If you REALLY need additional ports, they would respond, "Get a powered hub!" And to use your kitchen analogy, you would not believe how many places I've seen using multi-plug orange extension cords strewn about the place...yet they STILL pass inspection.
It's an easy mistake to make, because in the past, Intel would give Apple exclusive rights to the tech for the first few months before letting anyone else use it. Thunderbolt has always been an Intel standard, and actually an excellent standard, but the amount of money that Intel tried to extort from people basically guaranteed that nobody other THAN Apple would use it.
USB-C is the next-gen USB. Thunderbolt is essentially an external PCI-E bus, so it can handle essentially any sub-protocol you want, whether it's displayport, HDMI, USB, Ethernet, X-modem, or whatever.
There are a couple of nice overviews from 2014-2015 here:
And some of the pain this causes, especially around different but identical-looking cables:
There is so much confusion here, and I think Intel are specifically trying to do this! "Thunderbolt USB" my arse.
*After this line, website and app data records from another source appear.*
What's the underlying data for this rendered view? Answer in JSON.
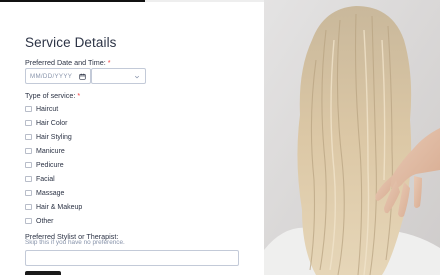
{
  "progress": {
    "fraction": 0.55,
    "fill_color": "#111111"
  },
  "section": {
    "title": "Service Details"
  },
  "date_field": {
    "label": "Preferred Date and Time:",
    "required_mark": "*",
    "date_placeholder": "MM/DD/YYYY",
    "time_value": ""
  },
  "service_field": {
    "label": "Type of service:",
    "required_mark": "*",
    "options": [
      "Haircut",
      "Hair Color",
      "Hair Styling",
      "Manicure",
      "Pedicure",
      "Facial",
      "Massage",
      "Hair & Makeup",
      "Other"
    ]
  },
  "stylist_field": {
    "label": "Preferred Stylist or Therapist:",
    "hint": "Skip this if you have no preference.",
    "value": ""
  },
  "colors": {
    "accent": "#1a1a1a",
    "required": "#f23a3c",
    "border": "#c3cad8"
  },
  "icons": {
    "date": "calendar-icon",
    "time": "chevron-down-icon"
  }
}
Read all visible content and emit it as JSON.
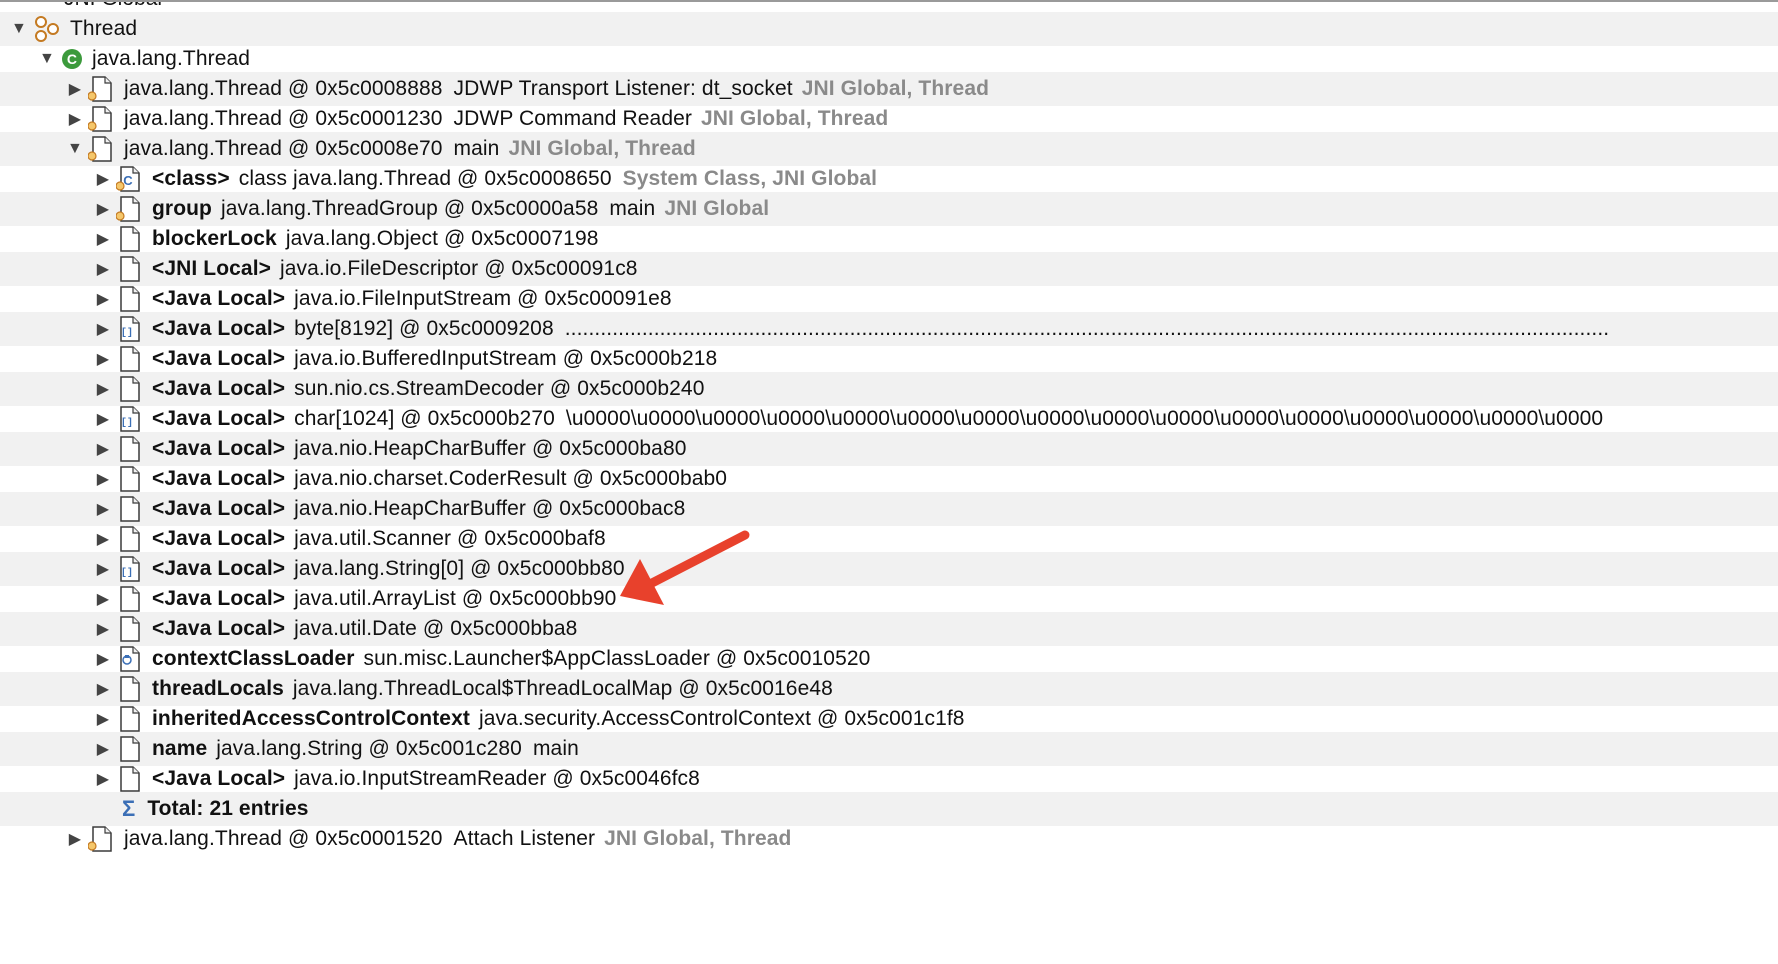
{
  "top_partial_label": "JNI Global",
  "thread_category": "Thread",
  "thread_class": "java.lang.Thread",
  "threads": [
    {
      "object": "java.lang.Thread @ 0x5c0008888",
      "extra": "JDWP Transport Listener: dt_socket",
      "tags": "JNI Global, Thread"
    },
    {
      "object": "java.lang.Thread @ 0x5c0001230",
      "extra": "JDWP Command Reader",
      "tags": "JNI Global, Thread"
    },
    {
      "object": "java.lang.Thread @ 0x5c0008e70",
      "extra": "main",
      "tags": "JNI Global, Thread"
    },
    {
      "object": "java.lang.Thread @ 0x5c0001520",
      "extra": "Attach Listener",
      "tags": "JNI Global, Thread"
    }
  ],
  "children": [
    {
      "field": "<class>",
      "object": "class java.lang.Thread @ 0x5c0008650",
      "extra": "",
      "tags": "System Class, JNI Global",
      "icon": "class-object-icon"
    },
    {
      "field": "group",
      "object": "java.lang.ThreadGroup @ 0x5c0000a58",
      "extra": "main",
      "tags": "JNI Global",
      "icon": "gc-root-object-icon"
    },
    {
      "field": "blockerLock",
      "object": "java.lang.Object @ 0x5c0007198",
      "extra": "",
      "tags": "",
      "icon": "object-icon"
    },
    {
      "field": "<JNI Local>",
      "object": "java.io.FileDescriptor @ 0x5c00091c8",
      "extra": "",
      "tags": "",
      "icon": "object-icon"
    },
    {
      "field": "<Java Local>",
      "object": "java.io.FileInputStream @ 0x5c00091e8",
      "extra": "",
      "tags": "",
      "icon": "object-icon"
    },
    {
      "field": "<Java Local>",
      "object": "byte[8192] @ 0x5c0009208",
      "extra": "................................................................................................................................................................................",
      "tags": "",
      "icon": "array-icon"
    },
    {
      "field": "<Java Local>",
      "object": "java.io.BufferedInputStream @ 0x5c000b218",
      "extra": "",
      "tags": "",
      "icon": "object-icon"
    },
    {
      "field": "<Java Local>",
      "object": "sun.nio.cs.StreamDecoder @ 0x5c000b240",
      "extra": "",
      "tags": "",
      "icon": "object-icon"
    },
    {
      "field": "<Java Local>",
      "object": "char[1024] @ 0x5c000b270",
      "extra": "\\u0000\\u0000\\u0000\\u0000\\u0000\\u0000\\u0000\\u0000\\u0000\\u0000\\u0000\\u0000\\u0000\\u0000\\u0000\\u0000",
      "tags": "",
      "icon": "array-icon"
    },
    {
      "field": "<Java Local>",
      "object": "java.nio.HeapCharBuffer @ 0x5c000ba80",
      "extra": "",
      "tags": "",
      "icon": "object-icon"
    },
    {
      "field": "<Java Local>",
      "object": "java.nio.charset.CoderResult @ 0x5c000bab0",
      "extra": "",
      "tags": "",
      "icon": "object-icon"
    },
    {
      "field": "<Java Local>",
      "object": "java.nio.HeapCharBuffer @ 0x5c000bac8",
      "extra": "",
      "tags": "",
      "icon": "object-icon"
    },
    {
      "field": "<Java Local>",
      "object": "java.util.Scanner @ 0x5c000baf8",
      "extra": "",
      "tags": "",
      "icon": "object-icon"
    },
    {
      "field": "<Java Local>",
      "object": "java.lang.String[0] @ 0x5c000bb80",
      "extra": "",
      "tags": "",
      "icon": "array-icon"
    },
    {
      "field": "<Java Local>",
      "object": "java.util.ArrayList @ 0x5c000bb90",
      "extra": "",
      "tags": "",
      "icon": "object-icon"
    },
    {
      "field": "<Java Local>",
      "object": "java.util.Date @ 0x5c000bba8",
      "extra": "",
      "tags": "",
      "icon": "object-icon"
    },
    {
      "field": "contextClassLoader",
      "object": "sun.misc.Launcher$AppClassLoader @ 0x5c0010520",
      "extra": "",
      "tags": "",
      "icon": "classloader-icon"
    },
    {
      "field": "threadLocals",
      "object": "java.lang.ThreadLocal$ThreadLocalMap @ 0x5c0016e48",
      "extra": "",
      "tags": "",
      "icon": "object-icon"
    },
    {
      "field": "inheritedAccessControlContext",
      "object": "java.security.AccessControlContext @ 0x5c001c1f8",
      "extra": "",
      "tags": "",
      "icon": "object-icon"
    },
    {
      "field": "name",
      "object": "java.lang.String @ 0x5c001c280",
      "extra": "main",
      "tags": "",
      "icon": "object-icon"
    },
    {
      "field": "<Java Local>",
      "object": "java.io.InputStreamReader @ 0x5c0046fc8",
      "extra": "",
      "tags": "",
      "icon": "object-icon"
    }
  ],
  "total_label": "Total: 21 entries",
  "colors": {
    "row_alt": "#f1f1f1",
    "tag_gray": "#8a8a8a",
    "class_green": "#3c9a3c",
    "gc_root_orange": "#e0a040",
    "array_blue": "#3b6fb6",
    "arrow_red": "#e8412c"
  }
}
USB is a standard - they should not be allowed to misappropriate it in that way (even if Thunderbolt can carry USB signals over it).
I for one haven't used Intel chippery in years, so no way I could have Thunderbolt, but I have plenty of USB ports that are all fine.
Also - the letters in USB are for the end connecters and the nubers are for the generation - so we are acutally talking about USB 3 compatibility (i.e. the newest and fastest) with USB C cables (i.e. the new multi-directional connectors).
Just my 2 pennies worth
Biting the hand that feeds IT © 1998–2019